If you don’t have a large number of assets under your name, filing for Chapter 7 is an excellent idea. In this case, all your debts get wiped out, allowing you to start fresh once again. However, a trustee will place all the non-exempt property on sale and distribute the proceeds of the sale to your creditors.
Chapter 7 has the power to eliminate unsecured debt, such as medical bills and credit cards. After three to six months, the court will discharge your bankruptcy. The advantage of Chapter 7 is that it gives you the opportunity to save the money you would have to spend repaying your debt to creditors.

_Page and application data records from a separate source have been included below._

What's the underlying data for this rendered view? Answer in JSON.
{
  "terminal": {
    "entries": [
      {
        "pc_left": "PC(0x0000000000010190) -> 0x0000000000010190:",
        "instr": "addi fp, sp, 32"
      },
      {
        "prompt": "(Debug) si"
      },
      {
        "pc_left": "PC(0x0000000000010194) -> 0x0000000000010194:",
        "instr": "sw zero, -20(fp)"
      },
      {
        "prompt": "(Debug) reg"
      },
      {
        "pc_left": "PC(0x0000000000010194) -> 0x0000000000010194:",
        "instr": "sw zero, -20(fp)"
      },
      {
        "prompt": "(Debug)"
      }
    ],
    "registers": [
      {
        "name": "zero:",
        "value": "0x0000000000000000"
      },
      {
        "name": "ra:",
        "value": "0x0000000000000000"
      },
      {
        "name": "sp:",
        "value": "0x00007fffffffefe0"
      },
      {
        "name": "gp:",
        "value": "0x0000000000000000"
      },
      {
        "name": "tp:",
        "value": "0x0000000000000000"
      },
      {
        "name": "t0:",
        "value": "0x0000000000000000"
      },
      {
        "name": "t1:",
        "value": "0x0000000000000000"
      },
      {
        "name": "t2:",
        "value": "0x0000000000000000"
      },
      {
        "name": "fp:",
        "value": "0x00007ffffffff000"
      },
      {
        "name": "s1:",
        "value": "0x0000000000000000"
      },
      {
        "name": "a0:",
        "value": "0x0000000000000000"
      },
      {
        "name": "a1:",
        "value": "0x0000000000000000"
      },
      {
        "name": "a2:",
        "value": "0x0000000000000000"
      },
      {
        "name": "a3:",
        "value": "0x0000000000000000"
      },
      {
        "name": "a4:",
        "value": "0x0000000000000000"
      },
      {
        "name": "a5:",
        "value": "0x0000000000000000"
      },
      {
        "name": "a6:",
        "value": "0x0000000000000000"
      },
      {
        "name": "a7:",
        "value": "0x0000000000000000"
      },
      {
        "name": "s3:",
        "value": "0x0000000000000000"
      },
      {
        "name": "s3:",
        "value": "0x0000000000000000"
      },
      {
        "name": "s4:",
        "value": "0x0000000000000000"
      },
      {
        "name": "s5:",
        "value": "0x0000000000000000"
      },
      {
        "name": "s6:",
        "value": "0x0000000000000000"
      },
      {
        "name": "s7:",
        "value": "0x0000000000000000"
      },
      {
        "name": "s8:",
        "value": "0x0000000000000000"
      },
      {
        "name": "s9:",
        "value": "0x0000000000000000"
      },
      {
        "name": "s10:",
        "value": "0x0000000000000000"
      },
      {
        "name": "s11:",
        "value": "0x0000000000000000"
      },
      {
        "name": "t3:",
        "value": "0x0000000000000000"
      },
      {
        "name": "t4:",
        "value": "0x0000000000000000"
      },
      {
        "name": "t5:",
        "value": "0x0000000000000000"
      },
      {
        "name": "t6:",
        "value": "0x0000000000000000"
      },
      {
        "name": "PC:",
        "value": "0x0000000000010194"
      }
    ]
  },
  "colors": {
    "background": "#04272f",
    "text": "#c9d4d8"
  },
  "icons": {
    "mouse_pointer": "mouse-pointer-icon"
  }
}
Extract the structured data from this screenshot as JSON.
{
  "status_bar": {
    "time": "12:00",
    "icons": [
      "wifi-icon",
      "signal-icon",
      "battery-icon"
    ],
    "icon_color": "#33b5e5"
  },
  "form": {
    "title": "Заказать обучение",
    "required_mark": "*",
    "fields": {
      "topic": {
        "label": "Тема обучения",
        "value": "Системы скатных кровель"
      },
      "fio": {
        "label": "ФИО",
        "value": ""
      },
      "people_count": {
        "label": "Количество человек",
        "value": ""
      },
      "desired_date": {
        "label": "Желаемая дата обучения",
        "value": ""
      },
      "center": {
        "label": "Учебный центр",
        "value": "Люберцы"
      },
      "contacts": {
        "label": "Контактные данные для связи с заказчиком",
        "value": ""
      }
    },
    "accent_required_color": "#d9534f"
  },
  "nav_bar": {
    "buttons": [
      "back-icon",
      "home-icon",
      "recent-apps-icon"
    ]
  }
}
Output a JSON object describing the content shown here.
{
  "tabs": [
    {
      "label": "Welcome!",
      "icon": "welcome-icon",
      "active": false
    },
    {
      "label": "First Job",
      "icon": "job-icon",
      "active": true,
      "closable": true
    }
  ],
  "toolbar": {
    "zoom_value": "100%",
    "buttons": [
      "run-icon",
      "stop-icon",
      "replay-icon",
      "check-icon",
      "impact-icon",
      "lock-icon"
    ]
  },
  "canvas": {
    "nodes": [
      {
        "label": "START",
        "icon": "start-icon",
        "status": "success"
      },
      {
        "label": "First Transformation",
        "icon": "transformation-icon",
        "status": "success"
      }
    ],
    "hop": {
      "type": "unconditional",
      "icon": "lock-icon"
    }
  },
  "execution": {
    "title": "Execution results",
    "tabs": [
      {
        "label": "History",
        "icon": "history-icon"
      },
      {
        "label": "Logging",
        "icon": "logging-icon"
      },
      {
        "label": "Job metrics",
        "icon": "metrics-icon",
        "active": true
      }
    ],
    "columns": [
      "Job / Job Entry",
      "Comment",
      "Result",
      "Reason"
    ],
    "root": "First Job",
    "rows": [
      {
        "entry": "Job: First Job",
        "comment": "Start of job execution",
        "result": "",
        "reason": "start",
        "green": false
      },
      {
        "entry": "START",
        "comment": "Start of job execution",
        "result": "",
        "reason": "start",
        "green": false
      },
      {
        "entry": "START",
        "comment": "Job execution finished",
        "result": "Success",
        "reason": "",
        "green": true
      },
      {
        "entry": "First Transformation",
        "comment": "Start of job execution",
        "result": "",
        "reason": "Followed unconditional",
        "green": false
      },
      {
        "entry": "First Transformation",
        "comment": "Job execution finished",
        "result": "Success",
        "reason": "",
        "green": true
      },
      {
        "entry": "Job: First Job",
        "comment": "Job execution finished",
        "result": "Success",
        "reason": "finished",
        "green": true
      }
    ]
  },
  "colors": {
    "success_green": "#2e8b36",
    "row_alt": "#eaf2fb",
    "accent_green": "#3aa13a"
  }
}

However, this type of bankruptcy won’t eliminate credit such as student loan, income tax debts, alimony, child support, and government fines.
Chapter 13 in Rhode Island
If you have enough income to pay off your debt, after subtracting your living expenses, Chapter 13 is an excellent way to go. Under this option, the amount you owe gets consolidated, and you have to pay it back to the creditors within three to five years.
You need to come up with a repayment plan, whose amount varies according to your disposable income. The advantage is that you get to keep your non-exempt property. However, you have to pay an amount equal to the value of the non-exempt property. Also, you have the option of categorizing your creditors, which allows you to pay different amounts to them. It is beneficial if you have a co-debtor involved in your credit.
Federal exemptions in Rhode Island
In Rhode Island, you have the freedom of selecting between state and federal exemptions. Keep in mind that you cannot pick exemptions from both lists.
Joint bankruptcy in Rhode Island
When married, you and your spouse have the option of filing joint bankruptcy. As a result, you along with your partner can get up to double the exemption for several properties, as long as it is both your names.
How to file for bankruptcy in Rhode Island?
Before you file for bankruptcy, you need to complete the Means Test, which determines your eligibility. During this examination, the state will find out if your family income is lower than the median income of the state. The amount is after the deduction of standard living expenses, which can vary from county to county.
Also, you need to complete credit counseling and debtor education sessions with licensed agencies, before filing for bankruptcy. Once you finish these processes, you can download the form from U.S Bankruptcy Court page. Here, you need to enter information such as property transactions, expenses, assets, and income.
After you complete the paperwork, you also have to pay a fee for the process. For Chapter 7, the amount stands at $335 and $310 for Chapter 13 respectively. If you are unable to do so, you can make the payments in installments or ask for a waiver.